_AIM OF THE TASK_
Please find the lines in the following records that hold "title", and copy them.

_RECORDS SHOWN_
● ● ● ● ● ● ●

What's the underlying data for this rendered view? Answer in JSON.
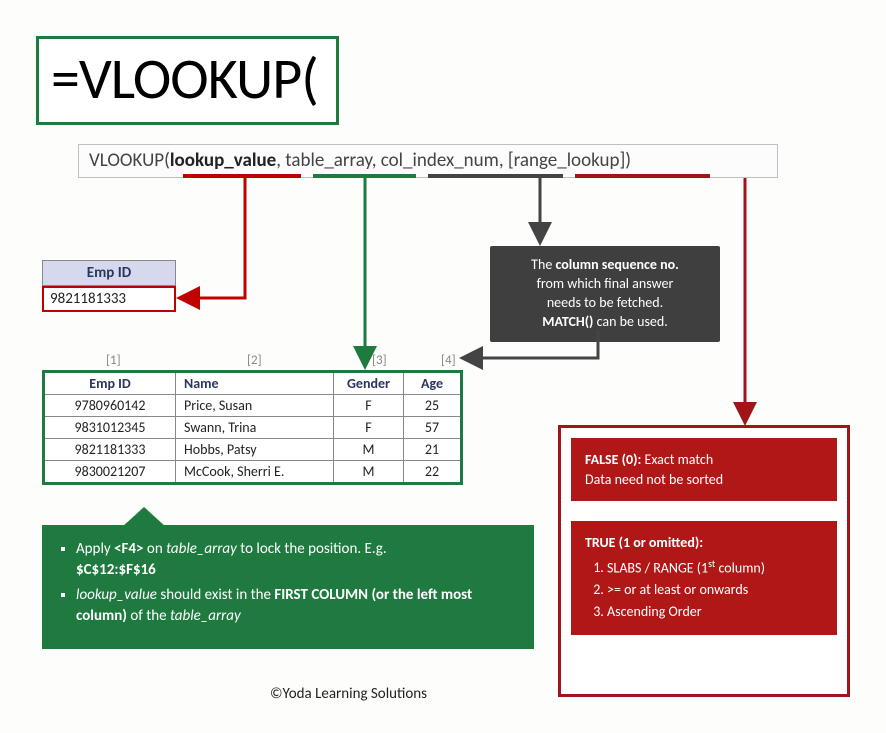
{
  "formula": "=VLOOKUP(",
  "tooltip": {
    "fn": "VLOOKUP(",
    "arg1": "lookup_value",
    "rest": ", table_array, col_index_num, [range_lookup])"
  },
  "emp_id": {
    "label": "Emp ID",
    "value": "9821181333"
  },
  "dark_callout": {
    "l1a": "The ",
    "l1b": "column sequence no.",
    "l2": "from which final answer",
    "l3": "needs to be fetched.",
    "l4a": "MATCH()",
    "l4b": " can be used."
  },
  "col_idx": {
    "c1": "[1]",
    "c2": "[2]",
    "c3": "[3]",
    "c4": "[4]"
  },
  "table": {
    "headers": {
      "a": "Emp ID",
      "b": "Name",
      "c": "Gender",
      "d": "Age"
    },
    "rows": [
      {
        "a": "9780960142",
        "b": "Price, Susan",
        "c": "F",
        "d": "25"
      },
      {
        "a": "9831012345",
        "b": "Swann, Trina",
        "c": "F",
        "d": "57"
      },
      {
        "a": "9821181333",
        "b": "Hobbs, Patsy",
        "c": "M",
        "d": "21"
      },
      {
        "a": "9830021207",
        "b": "McCook, Sherri E.",
        "c": "M",
        "d": "22"
      }
    ]
  },
  "green_tip": {
    "l1a": "Apply ",
    "l1b": "<F4>",
    "l1c": " on ",
    "l1d": "table_array",
    "l1e": " to lock the position. E.g. ",
    "l1f": "$C$12:$F$16",
    "l2a": "lookup_value",
    "l2b": " should exist in the ",
    "l2c": "FIRST COLUMN (or the left most column)",
    "l2d": " of the ",
    "l2e": "table_array"
  },
  "red_false": {
    "title": "FALSE (0):",
    "desc": " Exact match",
    "line2": "Data need not be sorted"
  },
  "red_true": {
    "title": "TRUE (1 or omitted):",
    "i1a": "SLABS / RANGE (1",
    "i1sup": "st",
    "i1b": " column)",
    "i2": ">= or at least or onwards",
    "i3": "Ascending Order"
  },
  "copyright": "©Yoda Learning Solutions"
}
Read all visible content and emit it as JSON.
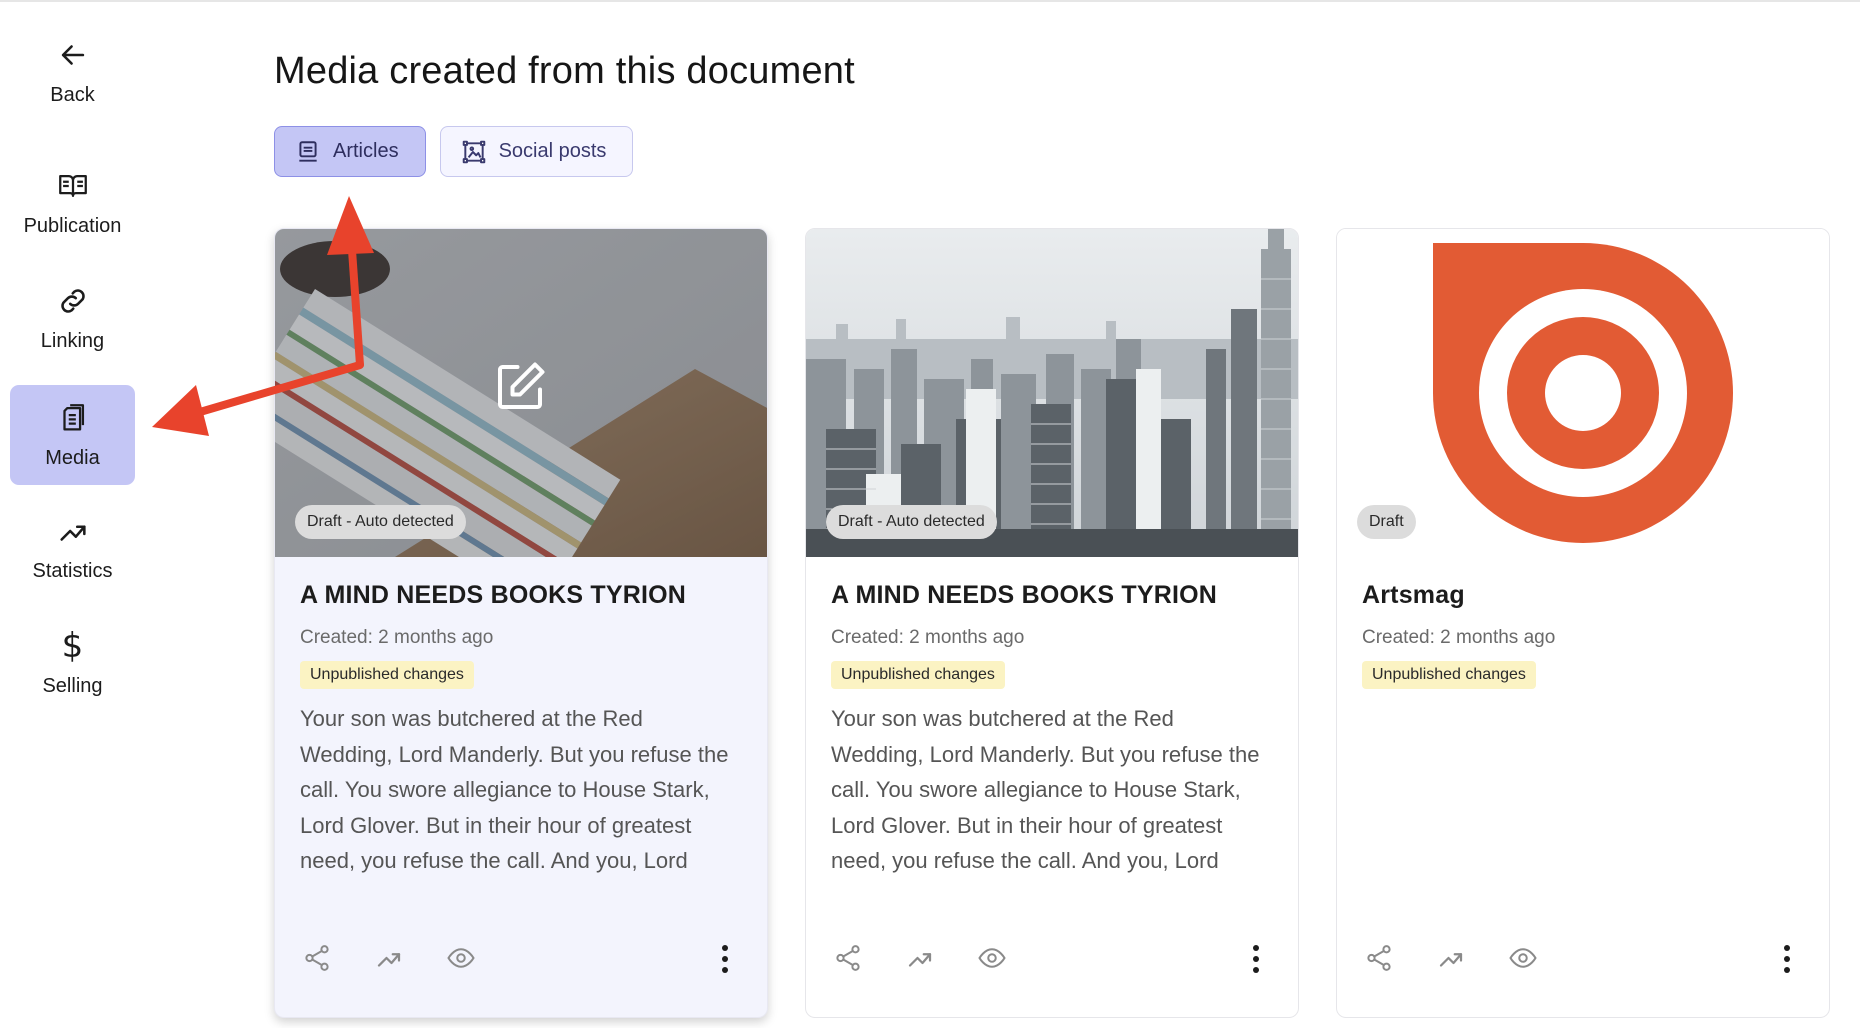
{
  "sidebar": {
    "items": [
      {
        "label": "Back",
        "icon": "arrow-left-icon"
      },
      {
        "label": "Publication",
        "icon": "book-open-icon"
      },
      {
        "label": "Linking",
        "icon": "link-icon"
      },
      {
        "label": "Media",
        "icon": "documents-icon",
        "active": true
      },
      {
        "label": "Statistics",
        "icon": "trend-up-icon"
      },
      {
        "label": "Selling",
        "icon": "dollar-icon"
      }
    ]
  },
  "main": {
    "title": "Media created from this document",
    "tabs": [
      {
        "label": "Articles",
        "icon": "article-icon",
        "active": true
      },
      {
        "label": "Social posts",
        "icon": "image-frame-icon",
        "active": false
      }
    ]
  },
  "cards": [
    {
      "badge": "Draft - Auto detected",
      "title": "A MIND NEEDS BOOKS TYRION",
      "created": "Created: 2 months ago",
      "status": "Unpublished changes",
      "excerpt": "Your son was butchered at the Red Wedding, Lord Manderly. But you refuse the call. You swore allegiance to House Stark, Lord Glover. But in their hour of greatest need, you refuse the call. And you, Lord Kerwin, your father was skinned",
      "image": "books-photo",
      "overlay_icon": "edit-icon"
    },
    {
      "badge": "Draft - Auto detected",
      "title": "A MIND NEEDS BOOKS TYRION",
      "created": "Created: 2 months ago",
      "status": "Unpublished changes",
      "excerpt": "Your son was butchered at the Red Wedding, Lord Manderly. But you refuse the call. You swore allegiance to House Stark, Lord Glover. But in their hour of greatest need, you refuse the call. And you, Lord Kerwin, your father was skinned",
      "image": "city-skyline-photo"
    },
    {
      "badge": "Draft",
      "title": "Artsmag",
      "created": "Created: 2 months ago",
      "status": "Unpublished changes",
      "excerpt": "",
      "image": "artsmag-logo",
      "logo_color": "#e25b34"
    }
  ],
  "colors": {
    "accent": "#c4c6f5",
    "annotation_arrow": "#e8432c",
    "pill": "#fbf3c3"
  }
}
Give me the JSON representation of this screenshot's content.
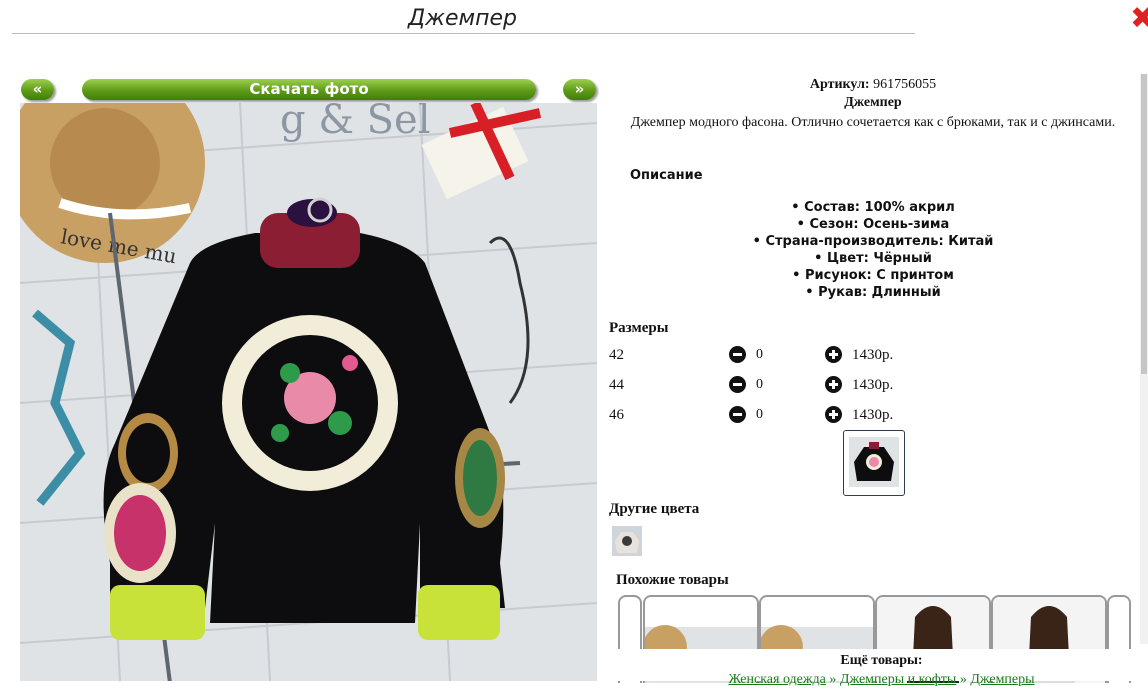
{
  "page": {
    "title": "Джемпер"
  },
  "nav": {
    "prev_label": "«",
    "download_label": "Скачать фото",
    "next_label": "»"
  },
  "product": {
    "article_label": "Артикул:",
    "article_value": "961756055",
    "name": "Джемпер",
    "description": "Джемпер модного фасона. Отлично сочетается как с брюками, так и с джинсами.",
    "description_heading": "Описание",
    "properties": [
      "Состав: 100% акрил",
      "Сезон: Осень-зима",
      "Страна-производитель: Китай",
      "Цвет: Чёрный",
      "Рисунок: С принтом",
      "Рукав: Длинный"
    ]
  },
  "sizes": {
    "heading": "Размеры",
    "rows": [
      {
        "size": "42",
        "qty": "0",
        "price": "1430р."
      },
      {
        "size": "44",
        "qty": "0",
        "price": "1430р."
      },
      {
        "size": "46",
        "qty": "0",
        "price": "1430р."
      }
    ]
  },
  "other_colors": {
    "heading": "Другие цвета"
  },
  "similar": {
    "heading": "Похожие товары"
  },
  "more": {
    "heading": "Ещё товары:",
    "crumbs": [
      "Женская одежда",
      "Джемперы и кофты",
      "Джемперы"
    ],
    "separator": "»"
  },
  "icons": {
    "close": "close-icon",
    "minus": "minus-circle-icon",
    "plus": "plus-circle-icon"
  },
  "colors": {
    "accent_green": "#5f9b18",
    "link_green": "#1a7a1a",
    "close_red": "#dd2222"
  }
}
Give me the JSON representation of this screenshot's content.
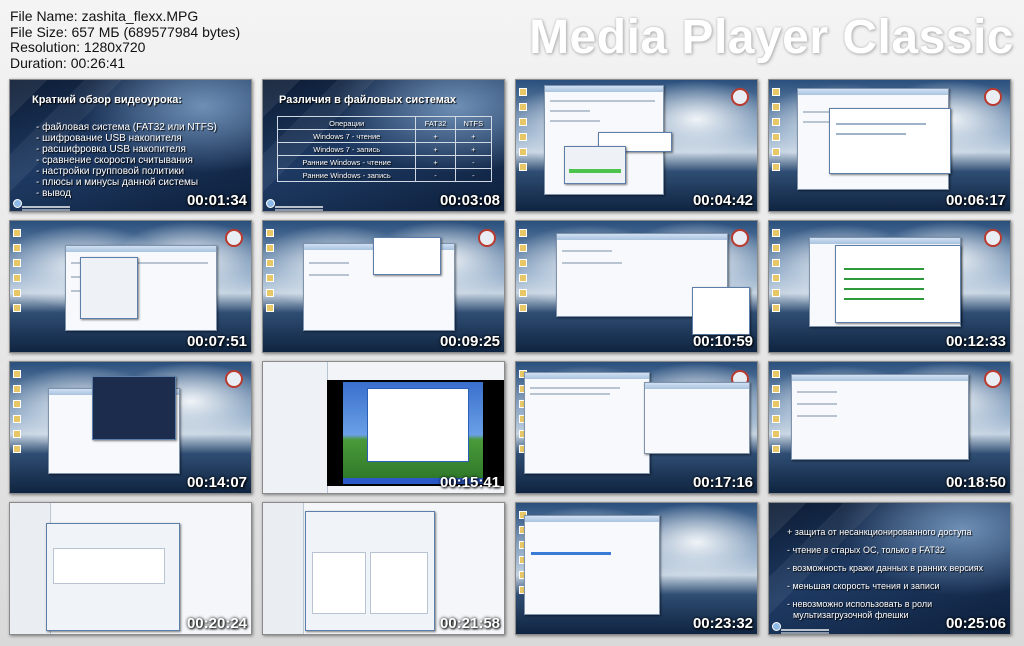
{
  "info": {
    "file_name": "File Name: zashita_flexx.MPG",
    "file_size": "File Size: 657 МБ (689577984 bytes)",
    "resolution": "Resolution: 1280x720",
    "duration": "Duration: 00:26:41"
  },
  "brand": "Media Player Classic",
  "thumbnails": [
    {
      "time": "00:01:34",
      "kind": "slide-list"
    },
    {
      "time": "00:03:08",
      "kind": "slide-table"
    },
    {
      "time": "00:04:42",
      "kind": "desktop"
    },
    {
      "time": "00:06:17",
      "kind": "desktop"
    },
    {
      "time": "00:07:51",
      "kind": "desktop"
    },
    {
      "time": "00:09:25",
      "kind": "desktop"
    },
    {
      "time": "00:10:59",
      "kind": "desktop"
    },
    {
      "time": "00:12:33",
      "kind": "desktop"
    },
    {
      "time": "00:14:07",
      "kind": "desktop"
    },
    {
      "time": "00:15:41",
      "kind": "xp-vm"
    },
    {
      "time": "00:17:16",
      "kind": "desktop"
    },
    {
      "time": "00:18:50",
      "kind": "desktop"
    },
    {
      "time": "00:20:24",
      "kind": "editor"
    },
    {
      "time": "00:21:58",
      "kind": "editor"
    },
    {
      "time": "00:23:32",
      "kind": "desktop"
    },
    {
      "time": "00:25:06",
      "kind": "slide-list2"
    }
  ],
  "slide1": {
    "title": "Краткий обзор видеоурока:",
    "bullets": [
      "- файловая система (FAT32 или NTFS)",
      "- шифрование USB накопителя",
      "- расшифровка USB накопителя",
      "- сравнение скорости считывания",
      "- настройки групповой политики",
      "- плюсы и минусы данной системы",
      "- вывод"
    ]
  },
  "slide2": {
    "title": "Различия в файловых системах",
    "headers": [
      "Операции",
      "FAT32",
      "NTFS"
    ],
    "rows": [
      [
        "Windows 7 - чтение",
        "+",
        "+"
      ],
      [
        "Windows 7 - запись",
        "+",
        "+"
      ],
      [
        "Ранние Windows - чтение",
        "+",
        "-"
      ],
      [
        "Ранние Windows - запись",
        "-",
        "-"
      ]
    ]
  },
  "slide16": {
    "bullets": [
      "+ защита от несанкционированного доступа",
      "- чтение в старых ОС, только в FAT32",
      "- возможность кражи данных в ранних версиях",
      "- меньшая скорость чтения и записи",
      "- невозможно использовать в роли",
      "мультизагрузочной флешки"
    ]
  }
}
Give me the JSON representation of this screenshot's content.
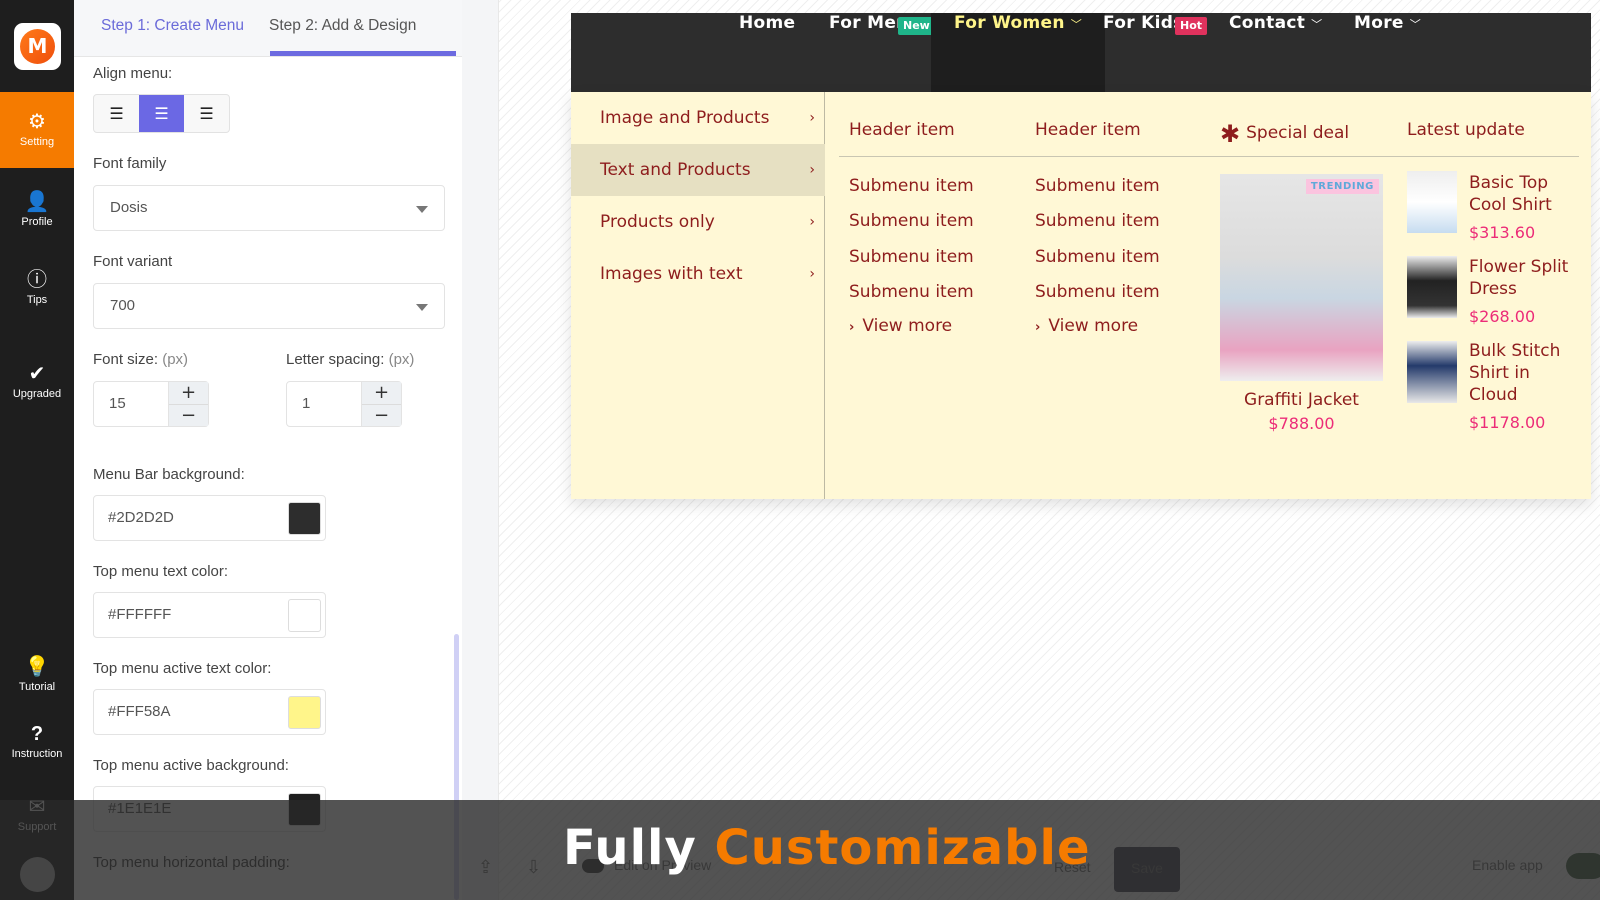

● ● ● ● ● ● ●

_SOLUTION FOR THIS TASK_
    "title": "FALSE (0):",
    "title": "TRUE (1 or omitted):",
    "title": "Media created from this document",
      "title": "A MIND NEEDS BOOKS TYRION",
      "title": "A MIND NEEDS BOOKS TYRION",
      "title": "Artsmag",
    "title": "Джемпер"
    "title": "Краткий обзор видеоурока:",
    "title": "Различия в файловых системах",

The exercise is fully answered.